WHAT THE TASK REQUIRES
Word for word, restate all of the entries.

SOURCE INFORMATION
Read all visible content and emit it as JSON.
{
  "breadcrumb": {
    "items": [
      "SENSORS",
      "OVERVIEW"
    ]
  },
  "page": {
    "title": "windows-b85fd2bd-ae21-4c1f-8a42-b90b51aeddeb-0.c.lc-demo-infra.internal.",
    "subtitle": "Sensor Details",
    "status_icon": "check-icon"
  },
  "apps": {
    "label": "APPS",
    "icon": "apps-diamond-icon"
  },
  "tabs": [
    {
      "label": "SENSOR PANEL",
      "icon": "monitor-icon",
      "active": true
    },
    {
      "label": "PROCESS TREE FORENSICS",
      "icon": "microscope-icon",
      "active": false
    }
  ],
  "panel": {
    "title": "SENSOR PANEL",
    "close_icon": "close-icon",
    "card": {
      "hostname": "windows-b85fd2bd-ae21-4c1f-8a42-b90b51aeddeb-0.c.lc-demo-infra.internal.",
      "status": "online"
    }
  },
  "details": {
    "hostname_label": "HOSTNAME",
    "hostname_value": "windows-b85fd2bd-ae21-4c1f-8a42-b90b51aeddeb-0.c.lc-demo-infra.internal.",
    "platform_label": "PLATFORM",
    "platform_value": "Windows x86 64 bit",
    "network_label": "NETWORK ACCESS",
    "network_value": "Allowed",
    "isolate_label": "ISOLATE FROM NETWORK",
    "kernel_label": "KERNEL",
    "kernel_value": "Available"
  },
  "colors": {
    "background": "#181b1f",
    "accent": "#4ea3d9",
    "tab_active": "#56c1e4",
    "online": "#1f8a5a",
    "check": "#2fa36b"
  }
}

EXPECTED OUTPUT
Read all visible content and emit it as JSON.
{
  "breadcrumb": {
    "items": [
      "SENSORS",
      "OVERVIEW"
    ]
  },
  "page": {
    "title": "windows-b85fd2bd-ae21-4c1f-8a42-b90b51aeddeb-0.c.lc-demo-infra.internal.",
    "subtitle": "Sensor Details",
    "status_icon": "check-icon"
  },
  "apps": {
    "label": "APPS",
    "icon": "apps-diamond-icon"
  },
  "tabs": [
    {
      "label": "SENSOR PANEL",
      "icon": "monitor-icon",
      "active": true
    },
    {
      "label": "PROCESS TREE FORENSICS",
      "icon": "microscope-icon",
      "active": false
    }
  ],
  "panel": {
    "title": "SENSOR PANEL",
    "close_icon": "close-icon",
    "card": {
      "hostname": "windows-b85fd2bd-ae21-4c1f-8a42-b90b51aeddeb-0.c.lc-demo-infra.internal.",
      "status": "online"
    }
  },
  "details": {
    "hostname_label": "HOSTNAME",
    "hostname_value": "windows-b85fd2bd-ae21-4c1f-8a42-b90b51aeddeb-0.c.lc-demo-infra.internal.",
    "platform_label": "PLATFORM",
    "platform_value": "Windows x86 64 bit",
    "network_label": "NETWORK ACCESS",
    "network_value": "Allowed",
    "isolate_label": "ISOLATE FROM NETWORK",
    "kernel_label": "KERNEL",
    "kernel_value": "Available"
  },
  "colors": {
    "background": "#181b1f",
    "accent": "#4ea3d9",
    "tab_active": "#56c1e4",
    "online": "#1f8a5a",
    "check": "#2fa36b"
  }
}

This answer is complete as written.